We do know that individuals with fibromyalgia demonstrate central sensitization-driven pain processing to extrinsically-applied stimuli—with features of excessive and more severe pain amplification and magnification, wind-up, and referred pain—than those without chronic widespread pain or fibromyalgia. Clinically, patients demonstrate varying degrees and distributions of extrinsically-induced tenderness in the form of hyperalgesia or allodynia that have been shown to correlate strongly with psychological and generalized distress, sleep difficulties, and depression rather than the perceived pain itself. We also know that most studies regarding treatment of fibromyalgia demonstrate only some degree of benefit (in the 30% improvement range or less) to only some symptoms, to only some patients, and usually only in the short term. Rarely do patients get a high degree of benefit, especially regarding the pain component. 13 Finally, we know that the prognosis for patients with fibromyalgia is dismal and, in general, patients do not get better. 5-9

The Puzzle of Fibromyalgia

How did we get here? As described in my recently published book, The Missing Pieces of the Fibromyalgia Puzzle, 14 I propose everything is wrong in the world of fibromyalgia because most individuals classified or diagnosed as having fibromyalgia do not actually have fibromyalgia. The American College of Rheumatology (ACR) 1990 criteria for the classification of fibromyalgia 15 were established to define patients for research purposes but were quickly subverted to become diagnostic criteria, a purpose for which they were never developed nor suited.

Indeed, the ACR 1990 criteria study itself refutes the diagnostic validity of the criteria. Based on the derived sensitivity and specificity data and using a 2% population prevalence of fibromyalgia, the positive predictive value of the ACR 1990 criteria of widespread pain and painful tenderness in at least 11 out of 18 fibromyalgia points to a diagnosis of fibromyalgia 9% of the time. In other words, out of 100 individuals with widespread pain and at least 11/18 painfully tender fibromyalgia points, 9 have fibromyalgia, and 91 do not. Similarly, the recently published 2010 ACR preliminary fibromyalgia diagnostic criteria suffer a similar fate when out of 100 random people who fulfill these diagnostic criteria, only 16 actually have fibromyalgia and 84 who fulfill the diagnostic criteria do not. 6 The ACR 1990 classification criteria and the 2010 ACR diagnostic criteria clearly do not diagnose fibromyalgia.

Figure 1. The Polypain Model.14 (Reprinted with permission.)

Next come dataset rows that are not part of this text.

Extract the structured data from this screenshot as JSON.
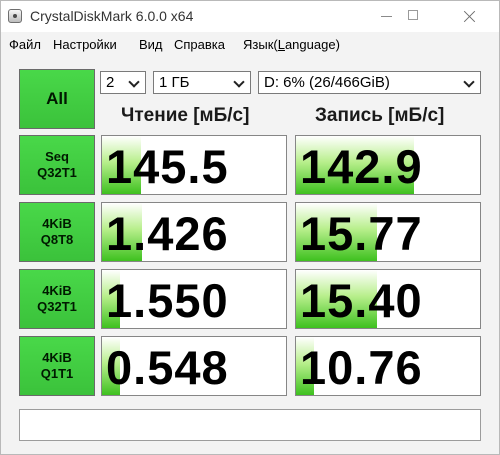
{
  "window": {
    "title": "CrystalDiskMark 6.0.0 x64"
  },
  "menu": {
    "file": "Файл",
    "settings": "Настройки",
    "view": "Вид",
    "help": "Справка",
    "language_prefix": "Язык(",
    "language_underlined": "L",
    "language_suffix": "anguage)"
  },
  "controls": {
    "all_label": "All",
    "count": "2",
    "size": "1 ГБ",
    "drive": "D: 6% (26/466GiB)"
  },
  "headers": {
    "read": "Чтение [мБ/с]",
    "write": "Запись [мБ/с]"
  },
  "rows": [
    {
      "line1": "Seq",
      "line2": "Q32T1",
      "read": "145.5",
      "write": "142.9",
      "read_fill": 0.21,
      "write_fill": 0.64
    },
    {
      "line1": "4KiB",
      "line2": "Q8T8",
      "read": "1.426",
      "write": "15.77",
      "read_fill": 0.22,
      "write_fill": 0.44
    },
    {
      "line1": "4KiB",
      "line2": "Q32T1",
      "read": "1.550",
      "write": "15.40",
      "read_fill": 0.1,
      "write_fill": 0.44
    },
    {
      "line1": "4KiB",
      "line2": "Q1T1",
      "read": "0.548",
      "write": "10.76",
      "read_fill": 0.1,
      "write_fill": 0.1
    }
  ],
  "status": {
    "text": ""
  },
  "colors": {
    "button_green": "#41cc41",
    "bar_green": "#3ec11f"
  }
}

If, in fact, the large majority of individuals diagnosed with fibromyalgia do not, in fact, have fibromyalgia and the ACR classification criteria do not diagnose fibromyalgia, then it is reasonable to ask what do patients with widespread pain as defined by the ACR classification criteria and having at least 11/18 painfully tender fibromyalgia points really have and where does their pain come from? To answer this question, I undertook a detailed and thorough clinical study of 92 patients with widespread pain and tenderness to identify all the clinical features associated with fibromyalgia—with a particular emphasis on the musculoskeletal, soft tissue, and pain threshold assessment. The details are published in my book. 14 The conclusion of the study identifies that all patients had: 1) primary generalized osteoarthritis, predominantly involving the neck and back with associated degenerative disc disease and a variable combination of tendinitis, bursitis, and fasciitis; 2) and tenderness with increased nociception. All patients had a true source of nociceptive pain manifested by primary generalized osteoarthritis and predominantly involving:

  • the cervical spine and lumbar spine with associated degenerative disc disease, and variable combinations of involvement of the thoracic spine with associated degenerative disc disease;

  • thumb first CMC joints;

  • thumb first MCP joints;

  • finger DIP and PIP joints;

  • knee and patellofemoral joints; 

  • toe MTP and PIP joints; and 

  • other specific joint sites

They exhibited, as well, variable combinations of periarticular symptoms and findings including:

Last updated on: March 7, 2011
First published on: January 1, 2011